◆ **Web page and app entries**
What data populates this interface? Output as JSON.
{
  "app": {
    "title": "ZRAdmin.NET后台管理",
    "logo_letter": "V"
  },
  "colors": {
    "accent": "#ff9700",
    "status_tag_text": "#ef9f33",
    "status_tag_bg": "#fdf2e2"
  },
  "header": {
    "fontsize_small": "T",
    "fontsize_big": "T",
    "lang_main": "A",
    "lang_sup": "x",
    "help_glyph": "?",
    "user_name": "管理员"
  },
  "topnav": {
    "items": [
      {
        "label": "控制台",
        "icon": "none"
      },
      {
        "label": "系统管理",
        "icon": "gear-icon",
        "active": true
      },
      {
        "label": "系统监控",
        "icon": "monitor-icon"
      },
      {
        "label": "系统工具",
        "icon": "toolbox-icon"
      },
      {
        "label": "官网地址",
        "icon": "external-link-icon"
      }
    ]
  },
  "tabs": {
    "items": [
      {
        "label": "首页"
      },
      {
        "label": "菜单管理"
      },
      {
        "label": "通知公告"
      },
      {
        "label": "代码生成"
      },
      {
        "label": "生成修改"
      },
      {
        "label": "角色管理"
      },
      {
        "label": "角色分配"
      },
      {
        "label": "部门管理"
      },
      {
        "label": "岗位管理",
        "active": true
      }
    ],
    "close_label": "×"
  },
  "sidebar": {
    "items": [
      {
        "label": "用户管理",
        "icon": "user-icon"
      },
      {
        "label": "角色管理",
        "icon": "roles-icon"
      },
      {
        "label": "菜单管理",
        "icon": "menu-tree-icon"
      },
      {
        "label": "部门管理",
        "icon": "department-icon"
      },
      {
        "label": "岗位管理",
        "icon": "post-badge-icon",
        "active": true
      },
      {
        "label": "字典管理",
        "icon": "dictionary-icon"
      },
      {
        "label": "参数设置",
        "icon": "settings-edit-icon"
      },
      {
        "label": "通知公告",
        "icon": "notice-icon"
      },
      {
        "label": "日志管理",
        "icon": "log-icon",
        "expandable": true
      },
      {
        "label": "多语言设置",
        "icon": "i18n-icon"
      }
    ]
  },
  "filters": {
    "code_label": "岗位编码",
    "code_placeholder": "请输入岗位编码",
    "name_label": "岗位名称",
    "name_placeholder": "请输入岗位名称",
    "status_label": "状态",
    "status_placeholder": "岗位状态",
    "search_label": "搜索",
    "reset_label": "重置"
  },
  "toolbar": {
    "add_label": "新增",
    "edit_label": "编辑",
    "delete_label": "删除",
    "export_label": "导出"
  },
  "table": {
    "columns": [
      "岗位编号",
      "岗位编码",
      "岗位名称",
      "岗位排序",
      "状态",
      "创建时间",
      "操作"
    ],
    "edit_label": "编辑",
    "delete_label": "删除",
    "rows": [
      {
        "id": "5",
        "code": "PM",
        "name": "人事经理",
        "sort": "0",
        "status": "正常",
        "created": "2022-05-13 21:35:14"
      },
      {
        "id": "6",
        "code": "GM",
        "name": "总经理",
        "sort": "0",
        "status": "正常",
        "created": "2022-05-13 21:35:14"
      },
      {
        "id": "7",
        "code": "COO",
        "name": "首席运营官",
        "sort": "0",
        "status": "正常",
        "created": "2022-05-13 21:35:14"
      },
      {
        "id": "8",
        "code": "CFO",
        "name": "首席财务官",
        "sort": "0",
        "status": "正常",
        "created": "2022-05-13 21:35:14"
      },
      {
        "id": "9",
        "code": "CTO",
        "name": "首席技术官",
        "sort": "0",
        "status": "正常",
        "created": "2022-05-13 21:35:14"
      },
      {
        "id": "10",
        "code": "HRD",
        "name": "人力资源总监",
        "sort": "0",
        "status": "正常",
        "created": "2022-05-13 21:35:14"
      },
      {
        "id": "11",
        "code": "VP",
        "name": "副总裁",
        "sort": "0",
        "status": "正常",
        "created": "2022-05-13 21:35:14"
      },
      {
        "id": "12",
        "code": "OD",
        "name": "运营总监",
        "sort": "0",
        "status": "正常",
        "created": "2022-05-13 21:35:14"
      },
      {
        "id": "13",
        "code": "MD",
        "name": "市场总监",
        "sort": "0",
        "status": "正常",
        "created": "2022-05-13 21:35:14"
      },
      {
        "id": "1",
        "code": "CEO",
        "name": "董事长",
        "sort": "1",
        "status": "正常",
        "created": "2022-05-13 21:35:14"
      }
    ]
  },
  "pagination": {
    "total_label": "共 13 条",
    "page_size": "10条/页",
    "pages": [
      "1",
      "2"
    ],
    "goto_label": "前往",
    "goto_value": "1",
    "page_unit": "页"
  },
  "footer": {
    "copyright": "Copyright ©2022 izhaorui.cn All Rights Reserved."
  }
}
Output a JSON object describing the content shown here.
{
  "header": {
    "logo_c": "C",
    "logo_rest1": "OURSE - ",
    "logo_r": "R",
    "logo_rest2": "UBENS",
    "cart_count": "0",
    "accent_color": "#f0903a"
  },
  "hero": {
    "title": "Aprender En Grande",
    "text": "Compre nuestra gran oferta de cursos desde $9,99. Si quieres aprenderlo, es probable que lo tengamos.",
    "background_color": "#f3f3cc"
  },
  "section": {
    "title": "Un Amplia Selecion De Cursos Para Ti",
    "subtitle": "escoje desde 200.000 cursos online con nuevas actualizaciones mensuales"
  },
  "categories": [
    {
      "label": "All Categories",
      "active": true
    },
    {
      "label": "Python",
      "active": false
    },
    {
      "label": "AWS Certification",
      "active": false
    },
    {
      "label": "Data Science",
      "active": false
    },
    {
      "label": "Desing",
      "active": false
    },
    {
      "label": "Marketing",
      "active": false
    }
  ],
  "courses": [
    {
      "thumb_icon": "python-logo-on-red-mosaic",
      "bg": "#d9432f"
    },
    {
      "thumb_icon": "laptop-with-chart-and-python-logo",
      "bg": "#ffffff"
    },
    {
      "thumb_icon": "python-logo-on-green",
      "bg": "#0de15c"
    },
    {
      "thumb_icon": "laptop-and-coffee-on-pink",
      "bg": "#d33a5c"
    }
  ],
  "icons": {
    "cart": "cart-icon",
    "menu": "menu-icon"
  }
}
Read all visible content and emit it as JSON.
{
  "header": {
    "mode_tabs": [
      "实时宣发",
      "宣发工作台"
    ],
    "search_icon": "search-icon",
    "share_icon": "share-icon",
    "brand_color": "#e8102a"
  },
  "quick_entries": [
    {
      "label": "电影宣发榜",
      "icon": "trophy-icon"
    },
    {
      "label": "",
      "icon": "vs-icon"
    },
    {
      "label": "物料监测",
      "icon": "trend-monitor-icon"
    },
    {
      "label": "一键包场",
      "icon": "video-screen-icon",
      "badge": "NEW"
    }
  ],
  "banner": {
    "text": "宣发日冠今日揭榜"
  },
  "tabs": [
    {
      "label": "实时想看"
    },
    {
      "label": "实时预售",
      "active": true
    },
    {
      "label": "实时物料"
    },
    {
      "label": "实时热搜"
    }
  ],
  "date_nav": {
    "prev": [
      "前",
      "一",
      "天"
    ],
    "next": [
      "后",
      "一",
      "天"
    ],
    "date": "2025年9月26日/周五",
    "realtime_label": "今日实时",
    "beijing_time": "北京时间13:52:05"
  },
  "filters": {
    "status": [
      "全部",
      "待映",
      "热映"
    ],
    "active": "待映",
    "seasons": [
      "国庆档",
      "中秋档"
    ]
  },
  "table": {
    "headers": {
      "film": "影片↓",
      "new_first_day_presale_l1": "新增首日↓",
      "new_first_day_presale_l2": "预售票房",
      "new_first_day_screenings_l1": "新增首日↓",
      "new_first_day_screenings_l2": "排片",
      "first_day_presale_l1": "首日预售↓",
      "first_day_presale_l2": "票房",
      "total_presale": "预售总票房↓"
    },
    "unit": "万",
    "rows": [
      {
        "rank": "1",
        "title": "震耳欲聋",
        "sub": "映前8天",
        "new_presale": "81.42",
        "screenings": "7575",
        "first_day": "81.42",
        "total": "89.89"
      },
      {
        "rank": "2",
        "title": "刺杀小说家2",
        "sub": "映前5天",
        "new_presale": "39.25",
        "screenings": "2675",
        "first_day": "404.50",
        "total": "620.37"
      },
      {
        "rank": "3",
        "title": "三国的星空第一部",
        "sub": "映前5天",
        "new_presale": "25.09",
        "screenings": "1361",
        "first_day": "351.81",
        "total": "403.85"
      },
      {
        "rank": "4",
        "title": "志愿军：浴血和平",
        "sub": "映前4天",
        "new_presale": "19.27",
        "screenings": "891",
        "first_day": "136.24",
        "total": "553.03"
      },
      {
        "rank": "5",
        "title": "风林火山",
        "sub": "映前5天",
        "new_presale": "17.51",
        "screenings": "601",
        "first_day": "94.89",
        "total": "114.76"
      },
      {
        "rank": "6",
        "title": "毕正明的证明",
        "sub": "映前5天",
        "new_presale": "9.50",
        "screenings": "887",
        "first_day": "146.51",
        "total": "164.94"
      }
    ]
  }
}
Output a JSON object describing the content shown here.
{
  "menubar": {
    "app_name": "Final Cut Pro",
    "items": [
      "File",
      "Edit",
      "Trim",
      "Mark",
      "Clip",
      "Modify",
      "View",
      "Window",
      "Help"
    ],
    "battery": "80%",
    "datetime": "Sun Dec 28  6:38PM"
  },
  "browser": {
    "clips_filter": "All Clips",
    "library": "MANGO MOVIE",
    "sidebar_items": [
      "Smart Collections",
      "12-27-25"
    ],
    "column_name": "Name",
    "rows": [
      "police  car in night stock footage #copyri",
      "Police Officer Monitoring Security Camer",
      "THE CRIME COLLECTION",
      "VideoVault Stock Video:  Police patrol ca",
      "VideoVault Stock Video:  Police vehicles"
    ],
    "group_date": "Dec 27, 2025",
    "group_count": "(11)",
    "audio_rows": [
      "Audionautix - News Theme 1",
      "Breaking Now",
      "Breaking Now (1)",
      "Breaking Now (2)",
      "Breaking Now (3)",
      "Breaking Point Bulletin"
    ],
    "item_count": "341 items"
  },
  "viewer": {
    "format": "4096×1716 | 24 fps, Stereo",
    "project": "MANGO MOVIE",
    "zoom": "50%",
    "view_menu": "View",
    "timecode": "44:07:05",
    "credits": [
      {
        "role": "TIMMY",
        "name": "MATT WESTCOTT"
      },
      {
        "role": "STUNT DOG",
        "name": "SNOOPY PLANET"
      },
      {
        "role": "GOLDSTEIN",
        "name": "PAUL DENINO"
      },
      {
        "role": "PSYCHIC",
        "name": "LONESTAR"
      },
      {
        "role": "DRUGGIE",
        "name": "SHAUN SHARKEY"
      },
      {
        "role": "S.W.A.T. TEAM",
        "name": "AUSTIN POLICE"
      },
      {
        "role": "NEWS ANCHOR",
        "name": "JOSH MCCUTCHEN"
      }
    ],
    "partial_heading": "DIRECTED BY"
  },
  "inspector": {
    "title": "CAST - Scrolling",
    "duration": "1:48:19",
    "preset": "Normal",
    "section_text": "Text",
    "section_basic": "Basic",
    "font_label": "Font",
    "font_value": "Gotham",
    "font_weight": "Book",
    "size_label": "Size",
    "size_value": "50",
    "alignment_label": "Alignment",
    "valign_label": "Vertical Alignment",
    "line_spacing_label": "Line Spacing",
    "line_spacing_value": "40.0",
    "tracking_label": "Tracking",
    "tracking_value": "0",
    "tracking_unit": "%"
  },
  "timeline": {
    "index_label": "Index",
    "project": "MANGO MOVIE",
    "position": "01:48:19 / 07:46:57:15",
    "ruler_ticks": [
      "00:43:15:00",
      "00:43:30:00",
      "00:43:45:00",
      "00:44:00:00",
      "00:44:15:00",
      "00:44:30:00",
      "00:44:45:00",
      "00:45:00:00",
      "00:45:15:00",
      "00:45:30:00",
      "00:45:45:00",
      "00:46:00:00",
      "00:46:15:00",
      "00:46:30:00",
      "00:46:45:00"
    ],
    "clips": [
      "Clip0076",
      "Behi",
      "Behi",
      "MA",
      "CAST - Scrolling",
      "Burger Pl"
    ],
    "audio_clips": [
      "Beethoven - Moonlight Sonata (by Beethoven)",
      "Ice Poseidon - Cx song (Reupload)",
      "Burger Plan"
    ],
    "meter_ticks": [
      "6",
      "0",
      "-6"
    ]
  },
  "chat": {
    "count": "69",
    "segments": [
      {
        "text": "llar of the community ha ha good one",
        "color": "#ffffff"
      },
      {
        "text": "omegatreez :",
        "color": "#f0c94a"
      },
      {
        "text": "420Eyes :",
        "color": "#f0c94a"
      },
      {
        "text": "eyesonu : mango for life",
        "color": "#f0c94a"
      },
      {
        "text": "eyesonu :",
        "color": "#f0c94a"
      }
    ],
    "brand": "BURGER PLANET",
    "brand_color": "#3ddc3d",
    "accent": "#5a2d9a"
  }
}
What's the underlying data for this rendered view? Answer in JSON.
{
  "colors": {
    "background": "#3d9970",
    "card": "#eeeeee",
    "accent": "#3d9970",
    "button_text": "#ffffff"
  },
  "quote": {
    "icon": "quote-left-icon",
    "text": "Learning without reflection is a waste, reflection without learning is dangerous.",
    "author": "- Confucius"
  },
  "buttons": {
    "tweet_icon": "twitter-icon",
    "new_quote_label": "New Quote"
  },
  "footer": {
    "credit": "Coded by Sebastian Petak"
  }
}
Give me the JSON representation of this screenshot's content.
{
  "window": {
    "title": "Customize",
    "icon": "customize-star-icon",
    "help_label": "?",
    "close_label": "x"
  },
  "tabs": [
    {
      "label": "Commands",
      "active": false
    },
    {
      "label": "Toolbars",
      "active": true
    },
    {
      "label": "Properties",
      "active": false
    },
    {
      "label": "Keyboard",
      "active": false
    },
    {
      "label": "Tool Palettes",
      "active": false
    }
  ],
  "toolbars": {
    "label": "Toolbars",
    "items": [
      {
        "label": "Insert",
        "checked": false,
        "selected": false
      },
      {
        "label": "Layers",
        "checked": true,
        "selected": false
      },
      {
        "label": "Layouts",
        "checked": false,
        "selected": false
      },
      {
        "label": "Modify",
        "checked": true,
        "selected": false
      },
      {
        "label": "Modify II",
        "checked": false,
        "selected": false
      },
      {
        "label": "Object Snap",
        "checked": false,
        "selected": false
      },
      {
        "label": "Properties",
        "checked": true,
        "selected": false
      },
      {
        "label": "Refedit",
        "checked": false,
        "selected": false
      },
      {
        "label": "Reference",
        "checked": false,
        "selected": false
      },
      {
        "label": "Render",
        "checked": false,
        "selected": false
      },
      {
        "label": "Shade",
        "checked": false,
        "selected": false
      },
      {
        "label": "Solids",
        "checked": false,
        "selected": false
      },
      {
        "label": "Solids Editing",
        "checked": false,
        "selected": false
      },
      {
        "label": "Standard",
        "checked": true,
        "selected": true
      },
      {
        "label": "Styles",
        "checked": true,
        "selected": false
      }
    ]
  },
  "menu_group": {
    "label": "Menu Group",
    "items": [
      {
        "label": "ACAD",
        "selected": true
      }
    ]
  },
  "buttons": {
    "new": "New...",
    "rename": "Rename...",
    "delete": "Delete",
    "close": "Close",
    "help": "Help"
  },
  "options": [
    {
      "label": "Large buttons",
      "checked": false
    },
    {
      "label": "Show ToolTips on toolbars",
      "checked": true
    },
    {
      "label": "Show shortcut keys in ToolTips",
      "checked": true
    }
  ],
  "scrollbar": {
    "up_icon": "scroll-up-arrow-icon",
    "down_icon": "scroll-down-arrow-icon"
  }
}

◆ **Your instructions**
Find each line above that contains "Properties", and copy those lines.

◆ **Solution**
      "label": "Properties",
        "label": "Properties",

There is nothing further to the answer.